I'm wondering whether I can deduct the cost of designing and constructing a Web site for my business. The total cost will be $27,000, which we've paid to an outside consultant who took on the job. Can I amortize the expense over 15 years as an "intangible" under tax section 197?-- K.M., Lynnfield, MA
Yours is a tough question, tax experts say. Does Web-site development fall under the "intangible" category of tax section 197 to be amortized over 15 years, or should the expense be deducted immediately as a professional fee? Or does another way exist to account for the expense? While there has been massive growth in Web-site development costs over the past few years, the IRS hasn't issued formal guidance on the proper tax treatment of these expenses.
Without explicit guidelines on record at the IRS, your best bet is to get professional advice from your accountant or tax preparer specifically for your situation. Three experts we consulted acknowledged that the problem is complex, but all agreed that it's unlikely that section 197 would apply to you.

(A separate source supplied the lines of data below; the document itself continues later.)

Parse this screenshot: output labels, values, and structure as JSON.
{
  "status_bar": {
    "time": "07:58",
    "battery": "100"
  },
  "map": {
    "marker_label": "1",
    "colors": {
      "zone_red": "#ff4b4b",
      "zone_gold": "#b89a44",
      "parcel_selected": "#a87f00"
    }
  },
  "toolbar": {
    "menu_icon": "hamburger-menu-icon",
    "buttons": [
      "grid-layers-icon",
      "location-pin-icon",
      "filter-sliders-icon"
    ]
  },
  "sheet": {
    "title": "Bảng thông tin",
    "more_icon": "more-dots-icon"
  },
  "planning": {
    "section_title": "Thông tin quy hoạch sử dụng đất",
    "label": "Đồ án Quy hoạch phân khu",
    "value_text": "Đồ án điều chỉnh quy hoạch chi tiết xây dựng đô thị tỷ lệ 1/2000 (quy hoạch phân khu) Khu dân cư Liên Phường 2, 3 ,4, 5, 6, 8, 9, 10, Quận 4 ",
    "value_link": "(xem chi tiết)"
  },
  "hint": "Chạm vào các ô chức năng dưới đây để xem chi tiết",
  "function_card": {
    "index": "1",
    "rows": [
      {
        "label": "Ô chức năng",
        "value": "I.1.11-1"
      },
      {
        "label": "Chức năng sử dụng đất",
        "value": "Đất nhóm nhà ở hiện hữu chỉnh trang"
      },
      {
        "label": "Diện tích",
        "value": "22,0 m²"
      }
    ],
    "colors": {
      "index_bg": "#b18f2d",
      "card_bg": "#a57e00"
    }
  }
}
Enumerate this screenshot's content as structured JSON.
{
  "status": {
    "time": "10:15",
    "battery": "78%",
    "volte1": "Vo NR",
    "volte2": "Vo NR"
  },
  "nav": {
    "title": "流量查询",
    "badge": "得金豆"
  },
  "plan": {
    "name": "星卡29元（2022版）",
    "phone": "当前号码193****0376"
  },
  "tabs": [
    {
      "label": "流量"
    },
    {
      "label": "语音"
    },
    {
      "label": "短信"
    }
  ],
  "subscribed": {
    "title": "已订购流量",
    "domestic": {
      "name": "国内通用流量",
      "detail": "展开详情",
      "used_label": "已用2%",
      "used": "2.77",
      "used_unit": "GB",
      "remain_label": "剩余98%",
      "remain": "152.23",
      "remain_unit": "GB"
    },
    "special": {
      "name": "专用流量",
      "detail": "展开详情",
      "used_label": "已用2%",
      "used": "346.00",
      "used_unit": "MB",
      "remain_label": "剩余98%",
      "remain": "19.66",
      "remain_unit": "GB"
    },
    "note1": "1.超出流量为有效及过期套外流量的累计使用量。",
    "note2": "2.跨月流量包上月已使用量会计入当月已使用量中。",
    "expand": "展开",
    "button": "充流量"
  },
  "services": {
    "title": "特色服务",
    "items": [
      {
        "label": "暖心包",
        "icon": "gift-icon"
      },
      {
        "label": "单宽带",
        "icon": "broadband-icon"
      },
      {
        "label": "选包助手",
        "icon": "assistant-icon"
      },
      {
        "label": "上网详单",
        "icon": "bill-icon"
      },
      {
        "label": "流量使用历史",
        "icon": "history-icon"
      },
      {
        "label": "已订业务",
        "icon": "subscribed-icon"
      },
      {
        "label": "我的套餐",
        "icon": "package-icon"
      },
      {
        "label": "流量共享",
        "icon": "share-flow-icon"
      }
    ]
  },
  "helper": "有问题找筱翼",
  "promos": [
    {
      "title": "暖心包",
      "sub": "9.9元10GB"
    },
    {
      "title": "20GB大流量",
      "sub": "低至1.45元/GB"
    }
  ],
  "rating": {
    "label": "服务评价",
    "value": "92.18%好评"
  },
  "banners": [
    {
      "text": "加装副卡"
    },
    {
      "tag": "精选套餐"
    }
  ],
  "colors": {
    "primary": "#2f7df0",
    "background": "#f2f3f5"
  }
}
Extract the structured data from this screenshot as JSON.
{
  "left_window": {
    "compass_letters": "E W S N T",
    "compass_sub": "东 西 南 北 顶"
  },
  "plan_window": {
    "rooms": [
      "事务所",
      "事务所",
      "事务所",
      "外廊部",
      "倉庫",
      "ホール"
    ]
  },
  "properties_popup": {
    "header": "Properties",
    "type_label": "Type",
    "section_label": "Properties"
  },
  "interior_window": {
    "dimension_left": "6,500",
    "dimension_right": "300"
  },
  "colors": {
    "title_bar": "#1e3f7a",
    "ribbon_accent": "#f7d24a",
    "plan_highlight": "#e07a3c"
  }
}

"Since a Web site is continuously being tweaked, changed, and updated, a 15-year life seems out of line," says Donald Lucove, a CPA with Lucove, Say & Co. in Calabasas, Calif. "These expenditures would likely fall into the classification of software and be considered a three-year depreciable item."
Gregg Wind, a CPA with Gregg R. Wind & Associates of Marina del Rey, Calif., agrees: "The IRS in its unofficial publication, Industry Specialization Program (ISP), takes the position that a Web site should be primarily viewed as an item of software amortizable over three years once placed in service (code section 167(f))."
Because you had your Web site designed by an independent contractor, your business can choose among alternative tax treatments, says Bradford Hall, managing director of Hall & Co. CPAs in Irvine, Calif. You could amortize the cost under the three-year rule, he says, or deduct the cost in total as an advertising expense.
SPREADING IT OUT.
Be cautious if you're interested in adopting the latter approach, however, Hall advises. In a January, 2002, tax-court case, a taxpayer was successful in deducting the entire cost of developing his Web site as advertising expense. "The taxpayer spent funds to develop an Internet Web site to promote his architectural computer-aided design drafting services, even though the Web site was never completed," Hall says. "Had the Web site been completed, the IRS may have been successful in asserting that the costs associated with the overall Web site structure, functionality, and appearance must be capitalized and amortized over a longer useful life."
Wind says some business owners allocate their Web-site development expenses out over a host of component costs, including planning, construction, content, and maintenance. "The tax treatment will depend upon the cost to which the expense is allocated. While planning and construction of the Web site may fall under the three-year write-off, certain content and maintenance costs may be currently deductible," he notes. Ask your CPA whether such a plan might be useful for you.
On a separate note, don't forget to issue a tax form 1099 to the consultant who did the Web-site design and development, if he or she operates as a noncorporate entity.